Malaria Update: Eliminating Malaria In India By Protecting Both Cattle And Humans
Based on data collected by the World Health Organization, in the Asian region, the country of India has the highest number of cases of malaria. But according to a recent study, in order to eliminate malaria in India, the government and healthcare services should not only protect its human citizens but its cattle population too.
The team of researchers from Penn State said that in order to fully achieve the goal of eliminating malaria in India, efforts to control the malaria-transmitting mosquito population must include protection for the cattle population. As noted by the researchers, the malaria-transmitting mosquitoes not only prey on the humans but on the cows as well.
According to the researchers, in an area in India where high cases of malaria are reported, most of the malaria-transmitting mosquitoes dwell not in human houses but on cattle sheds and feed on both cattle and humans. Even if the Indian government implements continuous anti-malaria campaigns, the problem of malaria will still persist as only human houses are protected with the use of insecticides and other anti-mosquito tools and not on the habitat of the mosquitoes which are on the cattle sheds near the houses.
In order to determine the importance of the cows in propagating malaria, the researchers captured adult mosquitoes in six different habitats within six villages in a state in India called Odisha.
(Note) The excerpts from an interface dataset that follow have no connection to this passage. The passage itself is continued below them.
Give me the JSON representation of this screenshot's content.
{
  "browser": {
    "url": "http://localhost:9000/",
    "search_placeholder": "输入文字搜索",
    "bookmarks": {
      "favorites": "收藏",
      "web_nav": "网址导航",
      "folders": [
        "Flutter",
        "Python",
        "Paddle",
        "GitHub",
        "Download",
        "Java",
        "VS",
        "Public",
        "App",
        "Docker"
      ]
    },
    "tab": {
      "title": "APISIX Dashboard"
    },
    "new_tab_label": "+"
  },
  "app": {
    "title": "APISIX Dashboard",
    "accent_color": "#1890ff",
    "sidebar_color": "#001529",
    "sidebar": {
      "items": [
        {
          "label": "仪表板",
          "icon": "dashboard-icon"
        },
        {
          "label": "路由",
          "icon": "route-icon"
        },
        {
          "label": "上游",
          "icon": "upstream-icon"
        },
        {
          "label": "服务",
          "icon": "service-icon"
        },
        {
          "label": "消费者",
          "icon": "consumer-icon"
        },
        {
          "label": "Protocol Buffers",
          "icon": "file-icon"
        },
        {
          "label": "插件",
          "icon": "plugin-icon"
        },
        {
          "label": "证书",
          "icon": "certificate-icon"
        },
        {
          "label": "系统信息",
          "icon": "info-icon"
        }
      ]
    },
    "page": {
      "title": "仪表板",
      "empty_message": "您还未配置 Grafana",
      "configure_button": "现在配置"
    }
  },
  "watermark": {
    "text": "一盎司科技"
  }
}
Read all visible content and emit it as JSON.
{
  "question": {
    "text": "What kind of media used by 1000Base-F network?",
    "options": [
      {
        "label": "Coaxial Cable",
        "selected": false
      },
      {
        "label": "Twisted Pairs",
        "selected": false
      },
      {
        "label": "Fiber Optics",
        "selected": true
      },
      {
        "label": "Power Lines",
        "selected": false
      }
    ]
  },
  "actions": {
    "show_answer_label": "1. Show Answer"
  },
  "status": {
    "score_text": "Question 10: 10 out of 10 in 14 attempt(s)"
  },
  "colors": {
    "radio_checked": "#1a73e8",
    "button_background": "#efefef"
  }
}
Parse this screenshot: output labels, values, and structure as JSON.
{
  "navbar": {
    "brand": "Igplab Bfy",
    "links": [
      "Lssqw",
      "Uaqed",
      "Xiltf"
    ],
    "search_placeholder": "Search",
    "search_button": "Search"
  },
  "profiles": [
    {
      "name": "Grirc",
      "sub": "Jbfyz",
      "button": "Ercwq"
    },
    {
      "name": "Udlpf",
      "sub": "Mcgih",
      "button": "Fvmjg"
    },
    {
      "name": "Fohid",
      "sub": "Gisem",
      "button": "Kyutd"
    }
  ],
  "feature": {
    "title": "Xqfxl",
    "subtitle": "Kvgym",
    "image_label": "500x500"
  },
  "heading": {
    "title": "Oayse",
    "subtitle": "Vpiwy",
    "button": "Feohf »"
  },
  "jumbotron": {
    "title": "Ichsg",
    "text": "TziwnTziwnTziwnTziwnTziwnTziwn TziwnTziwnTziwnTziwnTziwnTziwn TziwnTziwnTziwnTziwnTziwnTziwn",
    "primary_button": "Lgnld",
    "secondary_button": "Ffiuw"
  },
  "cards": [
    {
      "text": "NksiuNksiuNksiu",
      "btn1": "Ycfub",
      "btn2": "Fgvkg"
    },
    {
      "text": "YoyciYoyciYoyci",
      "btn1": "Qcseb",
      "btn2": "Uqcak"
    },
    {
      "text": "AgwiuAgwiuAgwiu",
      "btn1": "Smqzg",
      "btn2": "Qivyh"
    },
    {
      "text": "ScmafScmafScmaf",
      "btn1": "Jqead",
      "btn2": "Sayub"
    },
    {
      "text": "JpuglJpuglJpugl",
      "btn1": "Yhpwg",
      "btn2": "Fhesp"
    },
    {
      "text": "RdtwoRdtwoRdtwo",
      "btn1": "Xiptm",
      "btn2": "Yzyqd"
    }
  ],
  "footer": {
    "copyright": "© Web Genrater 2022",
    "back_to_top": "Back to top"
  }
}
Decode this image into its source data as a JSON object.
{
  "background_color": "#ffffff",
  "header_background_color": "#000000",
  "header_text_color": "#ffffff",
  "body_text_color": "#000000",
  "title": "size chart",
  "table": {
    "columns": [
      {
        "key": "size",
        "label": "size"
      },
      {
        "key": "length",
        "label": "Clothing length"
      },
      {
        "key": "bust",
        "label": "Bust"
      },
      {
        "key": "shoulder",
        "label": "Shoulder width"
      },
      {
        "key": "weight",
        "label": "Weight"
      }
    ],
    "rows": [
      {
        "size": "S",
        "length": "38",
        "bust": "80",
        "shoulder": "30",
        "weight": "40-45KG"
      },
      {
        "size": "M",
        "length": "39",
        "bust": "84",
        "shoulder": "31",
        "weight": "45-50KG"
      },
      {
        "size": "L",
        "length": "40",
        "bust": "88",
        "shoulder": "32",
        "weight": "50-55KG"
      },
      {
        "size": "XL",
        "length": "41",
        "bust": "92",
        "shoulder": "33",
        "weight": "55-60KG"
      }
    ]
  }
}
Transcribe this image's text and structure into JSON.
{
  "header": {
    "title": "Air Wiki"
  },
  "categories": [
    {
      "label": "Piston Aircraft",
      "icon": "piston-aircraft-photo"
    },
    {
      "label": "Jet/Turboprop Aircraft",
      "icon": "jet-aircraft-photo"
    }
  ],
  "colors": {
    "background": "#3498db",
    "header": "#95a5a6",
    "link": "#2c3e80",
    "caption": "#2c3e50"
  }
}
The resting places of the mosquitoes were also noted and molecular techniques were used to determine which species the mosquitoes are and the hosts they mosquitoes were feeding on.
From the 1,774 Anopheles culicifacies and 169 Anopheles fluviatilis mosquitoes collected from the different habitats, both kinds of mosquitoes were found to be feeding on both cattle and human. These mosquitoes also congregate mostly on cattle sheds.
By inputting these data collected in a computer model, the researchers were able to determine the best way to manage the spread of malaria to have a great impact on malaria transmission in the Odisha state.
The study, published in Scientific Reports, suggests that by extending the anti-malaria efforts to cattle sheds where most of the mosquitoes are resting, there will be significant changes seen in the malaria-transmitted mosquito population. And no further efforts are needed as the same tools already available can be optimized and be used right away.
In addition, controlling the spread of malaria can be done by protecting the cows from the mosquitoes who feed on them. Topical or systematic insecticide can be used and individually treating the cows, the effectivity of the anti-malaria campaign can be speedily achieved.